I didn’t get the name of the restaurant, but it would be recognizable from the strange statuary near the entrance, and the screeching birds in cages just inside. We started with deep-fried squid, which was accompanied by a spicy-hot green salsa. A mixed seafood curry came domed in aluminum foil; presumably it was cooked in a foil-lined pot and then inverted for service. Prawns in a garlicky red sauce; stir-fried vegetables with shrimp; cracked crabs sauteed with black pepper; oysters and eggs; and whole steamed fish with sweet and sour sauce completed the all-seafood menu. For dessert, we shared some segments of pomelo purchased earlier at a roadside stand. After lunch we visited some weavers to watch them work their looms and to support them by purchasing fabrics we really don’t need…

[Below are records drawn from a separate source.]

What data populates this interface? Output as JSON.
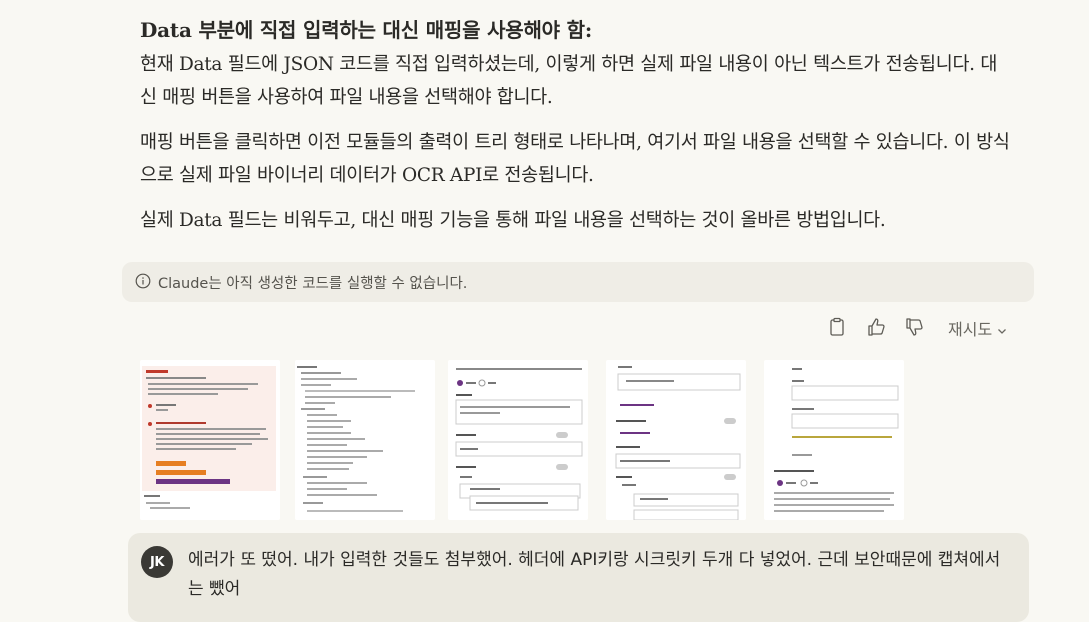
{
  "assistant": {
    "heading": "Data 부분에 직접 입력하는 대신 매핑을 사용해야 함:",
    "paragraphs": [
      "현재 Data 필드에 JSON 코드를 직접 입력하셨는데, 이렇게 하면 실제 파일 내용이 아닌 텍스트가 전송됩니다. 대신 매핑 버튼을 사용하여 파일 내용을 선택해야 합니다.",
      "매핑 버튼을 클릭하면 이전 모듈들의 출력이 트리 형태로 나타나며, 여기서 파일 내용을 선택할 수 있습니다. 이 방식으로 실제 파일 바이너리 데이터가 OCR API로 전송됩니다.",
      "실제 Data 필드는 비워두고, 대신 매핑 기능을 통해 파일 내용을 선택하는 것이 올바른 방법입니다."
    ],
    "notice": "Claude는 아직 생성한 코드를 실행할 수 없습니다.",
    "retry_label": "재시도"
  },
  "icons": {
    "info": "info-circle-icon",
    "copy": "clipboard-icon",
    "thumbs_up": "thumbs-up-icon",
    "thumbs_down": "thumbs-down-icon",
    "chevron": "chevron-down-icon"
  },
  "attachments": [
    {
      "name": "screenshot-error-dialog"
    },
    {
      "name": "screenshot-bundle-tree"
    },
    {
      "name": "screenshot-http-request-settings"
    },
    {
      "name": "screenshot-body-content-type"
    },
    {
      "name": "screenshot-parse-response"
    }
  ],
  "user": {
    "initials": "JK",
    "message": "에러가 또 떴어. 내가 입력한 것들도 첨부했어. 헤더에 API키랑 시크릿키 두개 다 넣었어. 근데 보안때문에 캡쳐에서는 뺐어"
  },
  "colors": {
    "background": "#f9f8f3",
    "notice_bg": "#efede6",
    "user_bubble": "#ebe9e0",
    "avatar": "#3a3935"
  }
}
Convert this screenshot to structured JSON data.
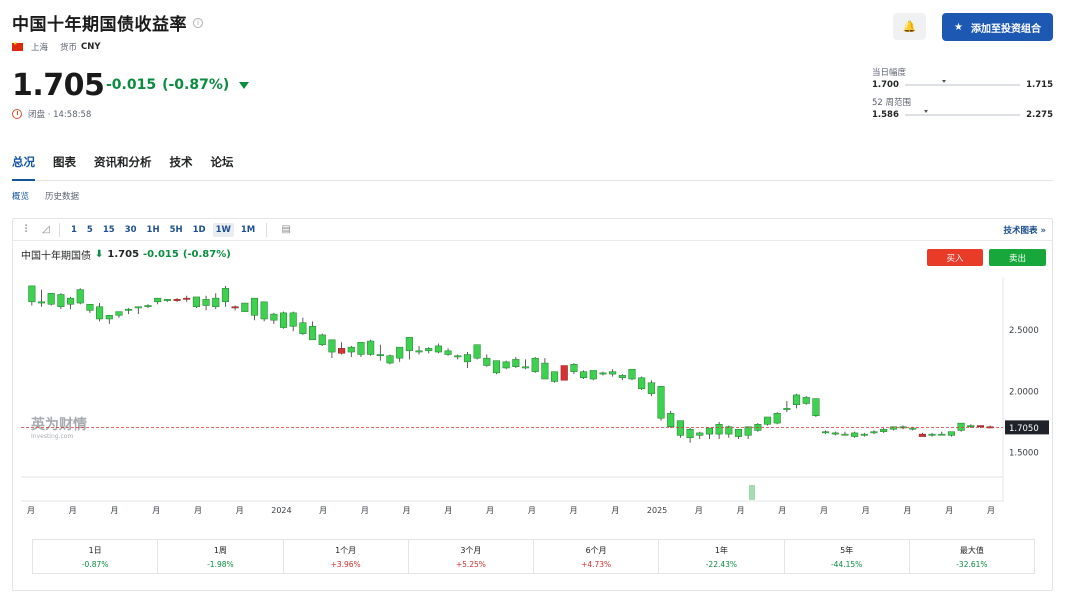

For dinner we returned to the roti stand where we got both a demonstration of fine dough-stretching techniques and a decadent dinner of roti with curry, roti filled with eggs and various little bits (somewhat like an omelette), dessert roti, and French toast (that part I didn’t really understand). While positioning for a photograph, I felt my left foot reaching downwards into a hole in the sidewalk. As I touched down into something wet, I realized that I had just stepped into a nasty sewer drain. While my Hepatitis A vaccination had become fully effective, the process of cleaning the foot and sandal, and dressing the scrape on my heel, were an unfortunate distraction from an otherwise festive meal. Later, after a change of footwear, I headed out for an Internet cafe and then home again with a spare roll of “tissue” (toilet paper) for the islands we would be visiting soon, after our journey West to Satun.